Data for processing:

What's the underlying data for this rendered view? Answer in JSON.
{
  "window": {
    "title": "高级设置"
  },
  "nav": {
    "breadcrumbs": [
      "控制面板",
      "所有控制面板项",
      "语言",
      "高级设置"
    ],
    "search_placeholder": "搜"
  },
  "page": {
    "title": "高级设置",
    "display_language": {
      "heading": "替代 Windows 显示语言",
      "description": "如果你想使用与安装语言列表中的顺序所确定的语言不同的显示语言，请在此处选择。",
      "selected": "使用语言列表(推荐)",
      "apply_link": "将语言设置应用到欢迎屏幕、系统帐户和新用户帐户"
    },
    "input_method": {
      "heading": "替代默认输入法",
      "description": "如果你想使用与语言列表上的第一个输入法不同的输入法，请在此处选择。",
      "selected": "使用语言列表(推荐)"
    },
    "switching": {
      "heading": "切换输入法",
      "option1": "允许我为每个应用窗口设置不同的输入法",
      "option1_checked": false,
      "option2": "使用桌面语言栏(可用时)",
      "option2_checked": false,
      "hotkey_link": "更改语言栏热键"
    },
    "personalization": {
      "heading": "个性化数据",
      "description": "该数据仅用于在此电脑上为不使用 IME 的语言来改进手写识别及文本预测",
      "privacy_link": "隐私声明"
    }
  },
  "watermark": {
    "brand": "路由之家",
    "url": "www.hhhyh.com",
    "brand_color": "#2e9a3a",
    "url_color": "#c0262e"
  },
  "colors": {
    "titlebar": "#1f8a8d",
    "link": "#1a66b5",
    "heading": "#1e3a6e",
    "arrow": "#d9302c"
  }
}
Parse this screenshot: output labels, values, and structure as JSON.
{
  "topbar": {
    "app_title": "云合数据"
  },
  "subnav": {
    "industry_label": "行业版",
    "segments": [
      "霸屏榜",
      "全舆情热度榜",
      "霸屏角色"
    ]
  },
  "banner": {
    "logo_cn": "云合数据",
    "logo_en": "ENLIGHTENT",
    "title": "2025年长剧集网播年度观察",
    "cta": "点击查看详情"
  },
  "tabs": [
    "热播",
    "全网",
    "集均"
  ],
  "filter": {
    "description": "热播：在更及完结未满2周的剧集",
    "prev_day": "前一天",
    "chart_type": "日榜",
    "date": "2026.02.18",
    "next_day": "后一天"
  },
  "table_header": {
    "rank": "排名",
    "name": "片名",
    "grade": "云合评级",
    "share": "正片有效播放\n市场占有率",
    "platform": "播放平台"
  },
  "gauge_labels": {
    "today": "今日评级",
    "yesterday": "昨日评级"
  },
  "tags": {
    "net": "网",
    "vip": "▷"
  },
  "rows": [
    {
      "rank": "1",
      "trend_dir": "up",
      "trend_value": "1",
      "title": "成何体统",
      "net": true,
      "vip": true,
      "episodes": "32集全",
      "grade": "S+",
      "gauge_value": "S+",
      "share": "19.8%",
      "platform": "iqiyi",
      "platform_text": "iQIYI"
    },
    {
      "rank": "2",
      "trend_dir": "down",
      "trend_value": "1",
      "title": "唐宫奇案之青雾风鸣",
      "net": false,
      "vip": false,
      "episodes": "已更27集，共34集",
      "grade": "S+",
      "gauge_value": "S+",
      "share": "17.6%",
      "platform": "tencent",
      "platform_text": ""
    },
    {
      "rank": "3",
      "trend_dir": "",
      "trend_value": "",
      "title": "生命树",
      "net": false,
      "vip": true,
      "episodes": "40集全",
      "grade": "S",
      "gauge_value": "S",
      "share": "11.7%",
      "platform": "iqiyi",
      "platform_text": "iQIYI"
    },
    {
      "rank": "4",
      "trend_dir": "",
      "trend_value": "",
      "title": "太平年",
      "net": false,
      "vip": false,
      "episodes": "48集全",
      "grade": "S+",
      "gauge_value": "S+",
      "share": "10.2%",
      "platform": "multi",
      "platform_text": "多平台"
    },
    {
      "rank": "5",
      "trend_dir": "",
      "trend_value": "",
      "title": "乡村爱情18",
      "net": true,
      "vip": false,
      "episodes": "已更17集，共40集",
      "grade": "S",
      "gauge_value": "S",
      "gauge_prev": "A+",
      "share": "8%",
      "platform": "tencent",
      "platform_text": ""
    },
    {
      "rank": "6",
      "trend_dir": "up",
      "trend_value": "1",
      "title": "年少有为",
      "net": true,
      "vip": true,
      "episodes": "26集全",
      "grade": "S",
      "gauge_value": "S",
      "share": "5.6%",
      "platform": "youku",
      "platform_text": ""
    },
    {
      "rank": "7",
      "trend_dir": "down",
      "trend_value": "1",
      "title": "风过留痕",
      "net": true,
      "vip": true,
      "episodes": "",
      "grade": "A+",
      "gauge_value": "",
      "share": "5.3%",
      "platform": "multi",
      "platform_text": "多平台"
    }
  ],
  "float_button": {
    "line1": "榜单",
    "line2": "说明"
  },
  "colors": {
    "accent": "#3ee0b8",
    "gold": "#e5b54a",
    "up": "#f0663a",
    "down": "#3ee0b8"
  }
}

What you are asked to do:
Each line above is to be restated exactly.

Solution to this problem:
What's the underlying data for this rendered view? Answer in JSON.
{
  "window": {
    "title": "高级设置"
  },
  "nav": {
    "breadcrumbs": [
      "控制面板",
      "所有控制面板项",
      "语言",
      "高级设置"
    ],
    "search_placeholder": "搜"
  },
  "page": {
    "title": "高级设置",
    "display_language": {
      "heading": "替代 Windows 显示语言",
      "description": "如果你想使用与安装语言列表中的顺序所确定的语言不同的显示语言，请在此处选择。",
      "selected": "使用语言列表(推荐)",
      "apply_link": "将语言设置应用到欢迎屏幕、系统帐户和新用户帐户"
    },
    "input_method": {
      "heading": "替代默认输入法",
      "description": "如果你想使用与语言列表上的第一个输入法不同的输入法，请在此处选择。",
      "selected": "使用语言列表(推荐)"
    },
    "switching": {
      "heading": "切换输入法",
      "option1": "允许我为每个应用窗口设置不同的输入法",
      "option1_checked": false,
      "option2": "使用桌面语言栏(可用时)",
      "option2_checked": false,
      "hotkey_link": "更改语言栏热键"
    },
    "personalization": {
      "heading": "个性化数据",
      "description": "该数据仅用于在此电脑上为不使用 IME 的语言来改进手写识别及文本预测",
      "privacy_link": "隐私声明"
    }
  },
  "watermark": {
    "brand": "路由之家",
    "url": "www.hhhyh.com",
    "brand_color": "#2e9a3a",
    "url_color": "#c0262e"
  },
  "colors": {
    "titlebar": "#1f8a8d",
    "link": "#1a66b5",
    "heading": "#1e3a6e",
    "arrow": "#d9302c"
  }
}
Parse this screenshot: output labels, values, and structure as JSON.
{
  "topbar": {
    "app_title": "云合数据"
  },
  "subnav": {
    "industry_label": "行业版",
    "segments": [
      "霸屏榜",
      "全舆情热度榜",
      "霸屏角色"
    ]
  },
  "banner": {
    "logo_cn": "云合数据",
    "logo_en": "ENLIGHTENT",
    "title": "2025年长剧集网播年度观察",
    "cta": "点击查看详情"
  },
  "tabs": [
    "热播",
    "全网",
    "集均"
  ],
  "filter": {
    "description": "热播：在更及完结未满2周的剧集",
    "prev_day": "前一天",
    "chart_type": "日榜",
    "date": "2026.02.18",
    "next_day": "后一天"
  },
  "table_header": {
    "rank": "排名",
    "name": "片名",
    "grade": "云合评级",
    "share": "正片有效播放\n市场占有率",
    "platform": "播放平台"
  },
  "gauge_labels": {
    "today": "今日评级",
    "yesterday": "昨日评级"
  },
  "tags": {
    "net": "网",
    "vip": "▷"
  },
  "rows": [
    {
      "rank": "1",
      "trend_dir": "up",
      "trend_value": "1",
      "title": "成何体统",
      "net": true,
      "vip": true,
      "episodes": "32集全",
      "grade": "S+",
      "gauge_value": "S+",
      "share": "19.8%",
      "platform": "iqiyi",
      "platform_text": "iQIYI"
    },
    {
      "rank": "2",
      "trend_dir": "down",
      "trend_value": "1",
      "title": "唐宫奇案之青雾风鸣",
      "net": false,
      "vip": false,
      "episodes": "已更27集，共34集",
      "grade": "S+",
      "gauge_value": "S+",
      "share": "17.6%",
      "platform": "tencent",
      "platform_text": ""
    },
    {
      "rank": "3",
      "trend_dir": "",
      "trend_value": "",
      "title": "生命树",
      "net": false,
      "vip": true,
      "episodes": "40集全",
      "grade": "S",
      "gauge_value": "S",
      "share": "11.7%",
      "platform": "iqiyi",
      "platform_text": "iQIYI"
    },
    {
      "rank": "4",
      "trend_dir": "",
      "trend_value": "",
      "title": "太平年",
      "net": false,
      "vip": false,
      "episodes": "48集全",
      "grade": "S+",
      "gauge_value": "S+",
      "share": "10.2%",
      "platform": "multi",
      "platform_text": "多平台"
    },
    {
      "rank": "5",
      "trend_dir": "",
      "trend_value": "",
      "title": "乡村爱情18",
      "net": true,
      "vip": false,
      "episodes": "已更17集，共40集",
      "grade": "S",
      "gauge_value": "S",
      "gauge_prev": "A+",
      "share": "8%",
      "platform": "tencent",
      "platform_text": ""
    },
    {
      "rank": "6",
      "trend_dir": "up",
      "trend_value": "1",
      "title": "年少有为",
      "net": true,
      "vip": true,
      "episodes": "26集全",
      "grade": "S",
      "gauge_value": "S",
      "share": "5.6%",
      "platform": "youku",
      "platform_text": ""
    },
    {
      "rank": "7",
      "trend_dir": "down",
      "trend_value": "1",
      "title": "风过留痕",
      "net": true,
      "vip": true,
      "episodes": "",
      "grade": "A+",
      "gauge_value": "",
      "share": "5.3%",
      "platform": "multi",
      "platform_text": "多平台"
    }
  ],
  "float_button": {
    "line1": "榜单",
    "line2": "说明"
  },
  "colors": {
    "accent": "#3ee0b8",
    "gold": "#e5b54a",
    "up": "#f0663a",
    "down": "#3ee0b8"
  }
}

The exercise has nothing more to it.